*** EXTRACTED MATERIAL ***

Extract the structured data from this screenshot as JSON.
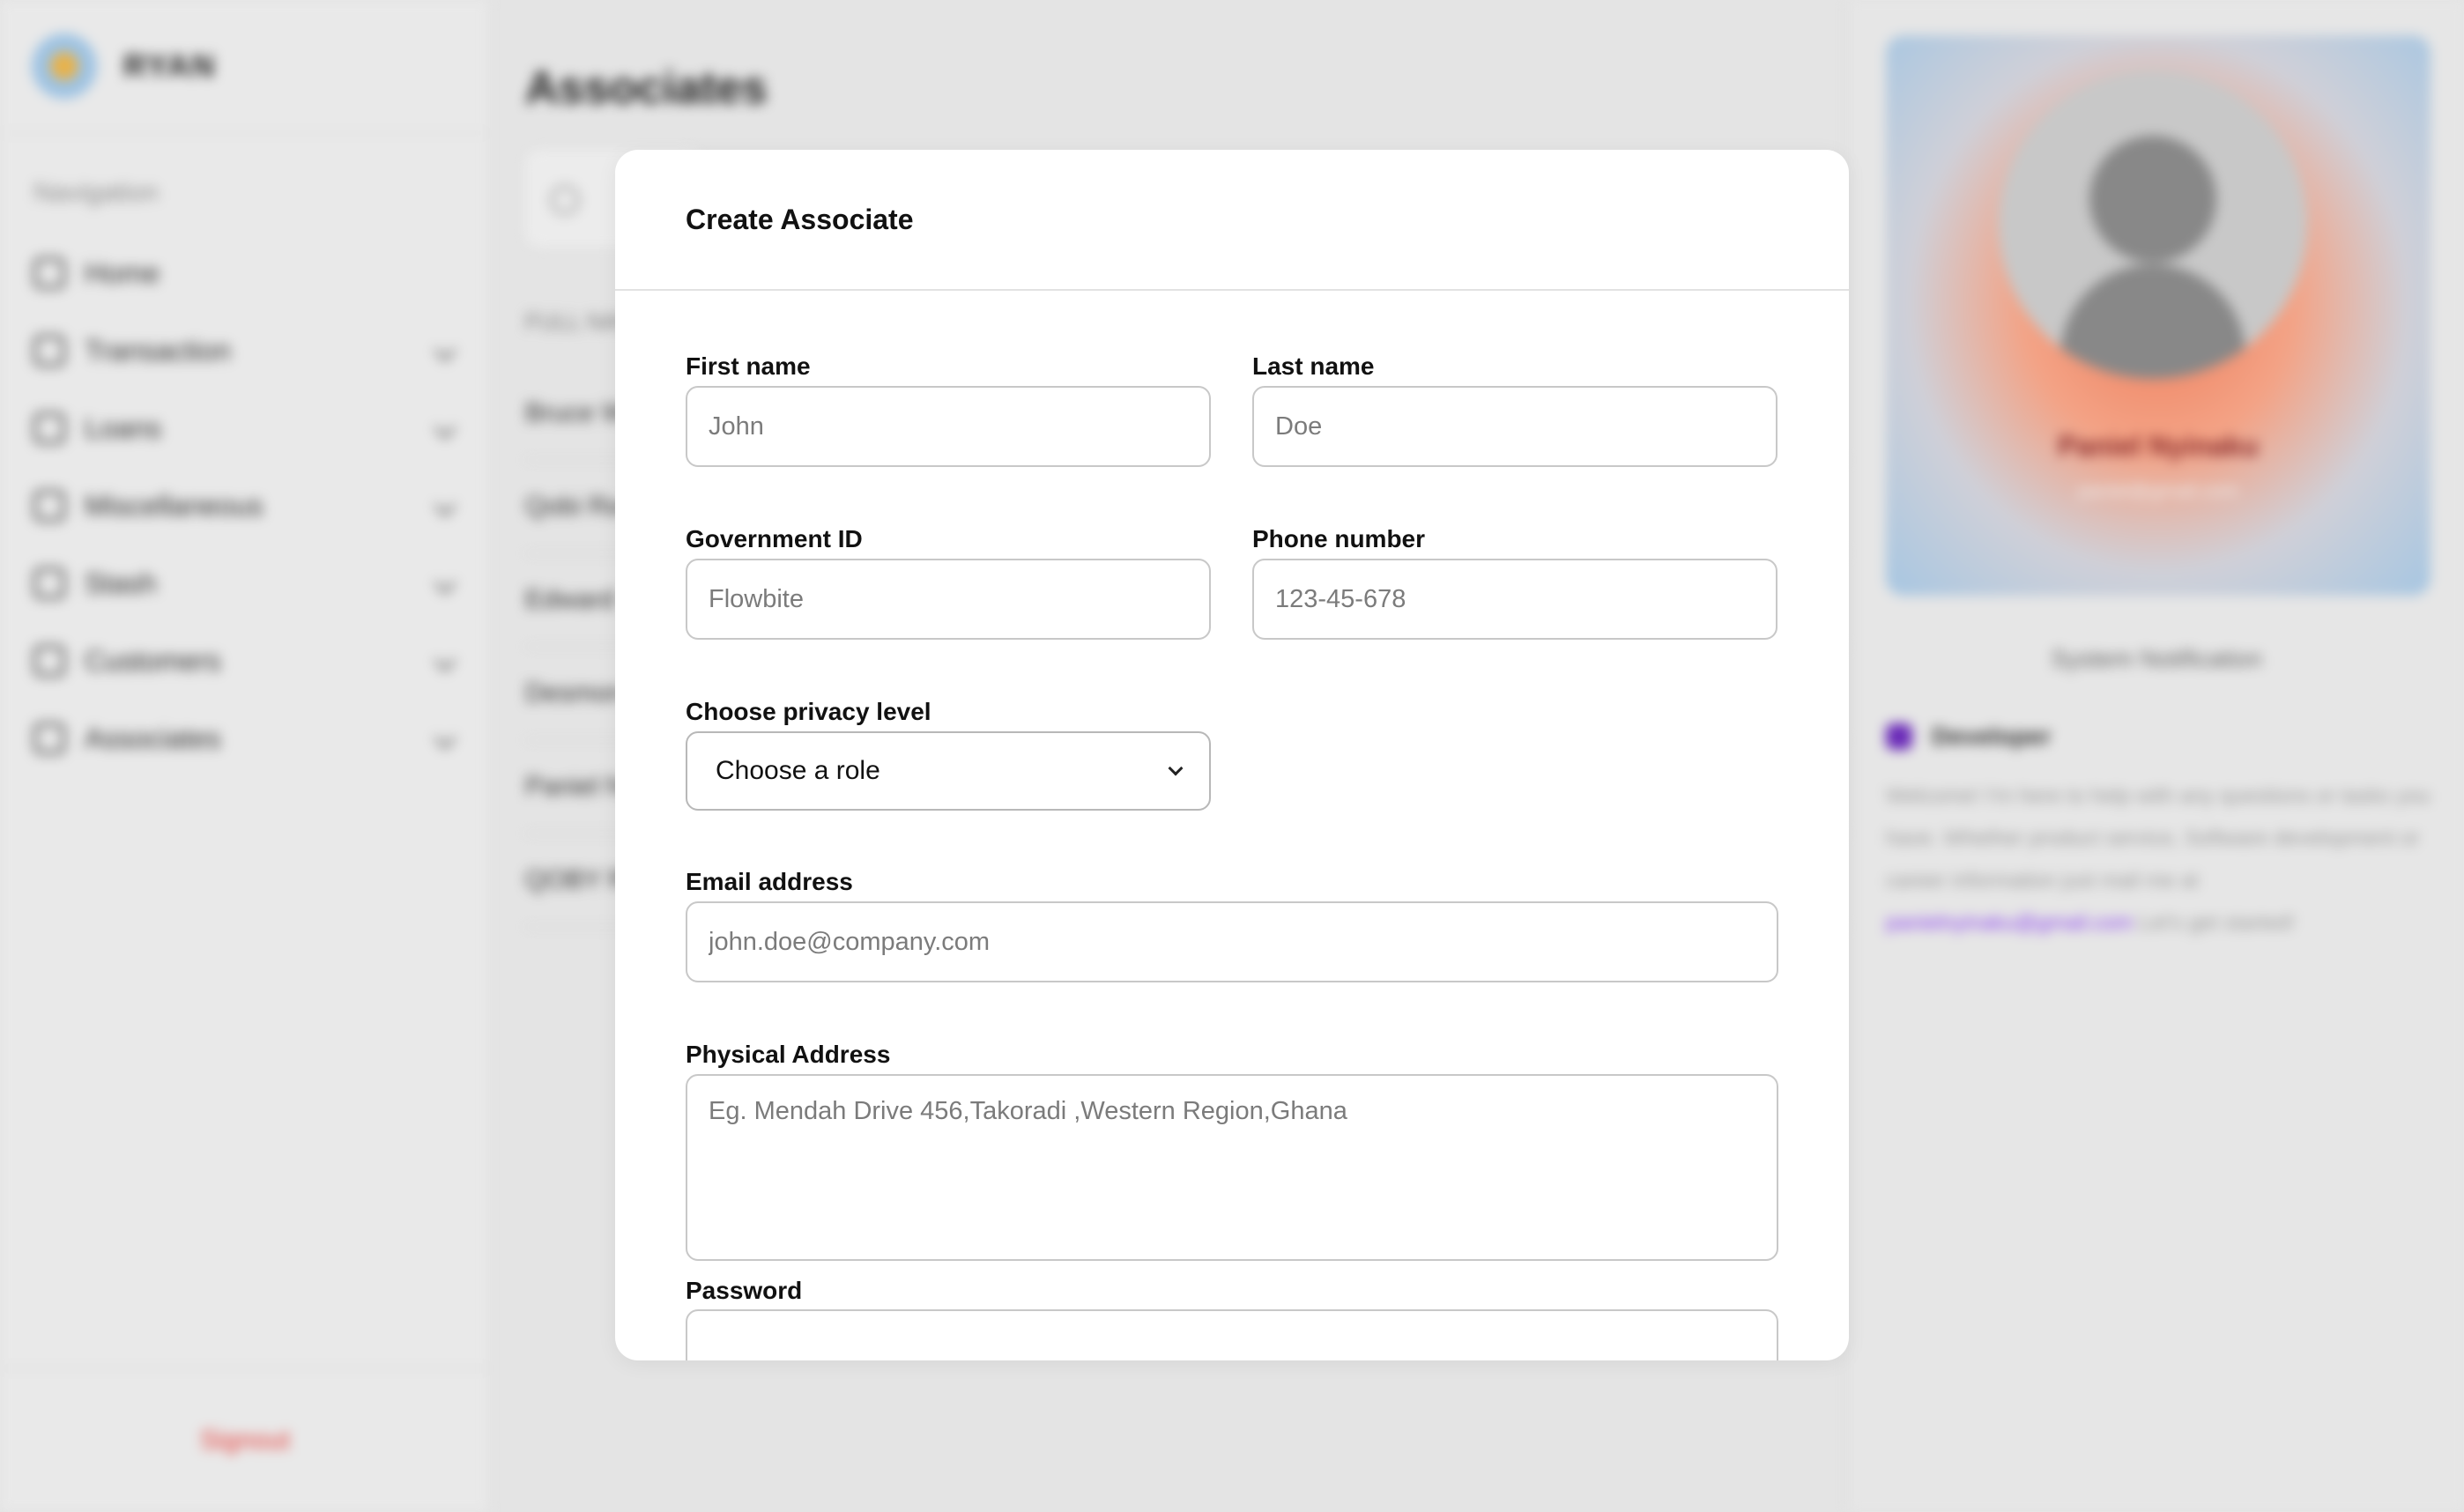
{
  "background": {
    "brand_name": "RYAN",
    "nav_heading": "Navigation",
    "nav_items": [
      {
        "label": "Home"
      },
      {
        "label": "Transaction"
      },
      {
        "label": "Loans"
      },
      {
        "label": "Miscellaneous"
      },
      {
        "label": "Stash"
      },
      {
        "label": "Customers"
      },
      {
        "label": "Associates"
      }
    ],
    "signout_label": "Signout",
    "page_title": "Associates",
    "column_header": "FULL NAME",
    "rows": [
      "Bruce W",
      "Qobi Ra",
      "Edward",
      "Desmon",
      "Paniel N",
      "QOBY R"
    ],
    "profile": {
      "name": "Paniel Nyinaku",
      "email": "paniel@gmail.com",
      "system_notification": "System Notification",
      "developer_label": "Developer",
      "developer_text": "Welcome! I'm here to help with any questions or tasks you have. Whether product service, Software development or career information just mail me at",
      "developer_email": "panielnyinaku@gmail.com",
      "developer_suffix": "Let's get started!"
    }
  },
  "modal": {
    "title": "Create Associate",
    "first_name": {
      "label": "First name",
      "placeholder": "John"
    },
    "last_name": {
      "label": "Last name",
      "placeholder": "Doe"
    },
    "government_id": {
      "label": "Government ID",
      "placeholder": "Flowbite"
    },
    "phone": {
      "label": "Phone number",
      "placeholder": "123-45-678"
    },
    "privacy": {
      "label": "Choose privacy level",
      "selected": "Choose a role"
    },
    "email": {
      "label": "Email address",
      "placeholder": "john.doe@company.com"
    },
    "address": {
      "label": "Physical Address",
      "placeholder": "Eg. Mendah Drive 456,Takoradi ,Western Region,Ghana"
    },
    "password": {
      "label": "Password"
    }
  },
  "colors": {
    "signout": "#e53935",
    "developer_accent": "#6a2ab8",
    "link": "#8a3ff0"
  }
}
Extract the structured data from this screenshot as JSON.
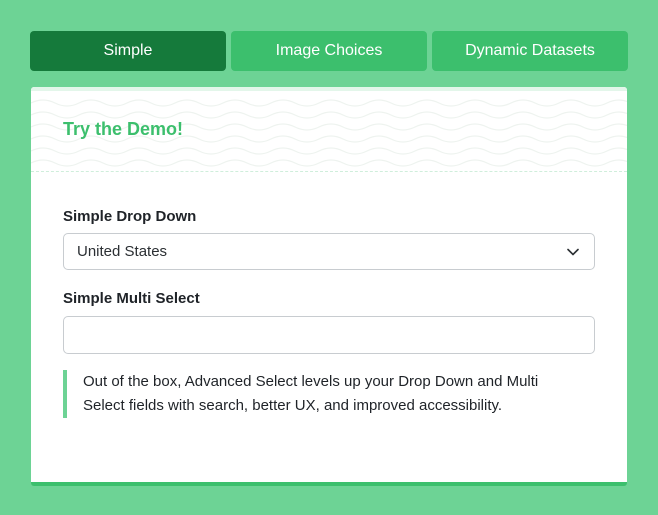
{
  "tabs": [
    {
      "label": "Simple",
      "active": true
    },
    {
      "label": "Image Choices",
      "active": false
    },
    {
      "label": "Dynamic Datasets",
      "active": false
    }
  ],
  "card": {
    "title": "Try the Demo!",
    "dropdown": {
      "label": "Simple Drop Down",
      "value": "United States",
      "icon": "chevron-down-icon"
    },
    "multi_select": {
      "label": "Simple Multi Select",
      "value": ""
    },
    "note": "Out of the box, Advanced Select levels up your Drop Down and Multi Select fields with search, better UX, and improved accessibility."
  },
  "colors": {
    "page_background": "#6dd395",
    "tab_active": "#157a3b",
    "tab_inactive": "#3cbf6d",
    "title_green": "#3cbf6d",
    "note_border": "#6dd395"
  }
}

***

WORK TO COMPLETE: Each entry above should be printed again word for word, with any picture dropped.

RESPONSE:
Extract the structured data from this screenshot as JSON.
{
  "background": {
    "brand_name": "RYAN",
    "nav_heading": "Navigation",
    "nav_items": [
      {
        "label": "Home"
      },
      {
        "label": "Transaction"
      },
      {
        "label": "Loans"
      },
      {
        "label": "Miscellaneous"
      },
      {
        "label": "Stash"
      },
      {
        "label": "Customers"
      },
      {
        "label": "Associates"
      }
    ],
    "signout_label": "Signout",
    "page_title": "Associates",
    "column_header": "FULL NAME",
    "rows": [
      "Bruce W",
      "Qobi Ra",
      "Edward",
      "Desmon",
      "Paniel N",
      "QOBY R"
    ],
    "profile": {
      "name": "Paniel Nyinaku",
      "email": "paniel@gmail.com",
      "system_notification": "System Notification",
      "developer_label": "Developer",
      "developer_text": "Welcome! I'm here to help with any questions or tasks you have. Whether product service, Software development or career information just mail me at",
      "developer_email": "panielnyinaku@gmail.com",
      "developer_suffix": "Let's get started!"
    }
  },
  "modal": {
    "title": "Create Associate",
    "first_name": {
      "label": "First name",
      "placeholder": "John"
    },
    "last_name": {
      "label": "Last name",
      "placeholder": "Doe"
    },
    "government_id": {
      "label": "Government ID",
      "placeholder": "Flowbite"
    },
    "phone": {
      "label": "Phone number",
      "placeholder": "123-45-678"
    },
    "privacy": {
      "label": "Choose privacy level",
      "selected": "Choose a role"
    },
    "email": {
      "label": "Email address",
      "placeholder": "john.doe@company.com"
    },
    "address": {
      "label": "Physical Address",
      "placeholder": "Eg. Mendah Drive 456,Takoradi ,Western Region,Ghana"
    },
    "password": {
      "label": "Password"
    }
  },
  "colors": {
    "signout": "#e53935",
    "developer_accent": "#6a2ab8",
    "link": "#8a3ff0"
  }
}
Extract the structured data from this screenshot as JSON.
{
  "tabs": [
    {
      "label": "Simple",
      "active": true
    },
    {
      "label": "Image Choices",
      "active": false
    },
    {
      "label": "Dynamic Datasets",
      "active": false
    }
  ],
  "card": {
    "title": "Try the Demo!",
    "dropdown": {
      "label": "Simple Drop Down",
      "value": "United States",
      "icon": "chevron-down-icon"
    },
    "multi_select": {
      "label": "Simple Multi Select",
      "value": ""
    },
    "note": "Out of the box, Advanced Select levels up your Drop Down and Multi Select fields with search, better UX, and improved accessibility."
  },
  "colors": {
    "page_background": "#6dd395",
    "tab_active": "#157a3b",
    "tab_inactive": "#3cbf6d",
    "title_green": "#3cbf6d",
    "note_border": "#6dd395"
  }
}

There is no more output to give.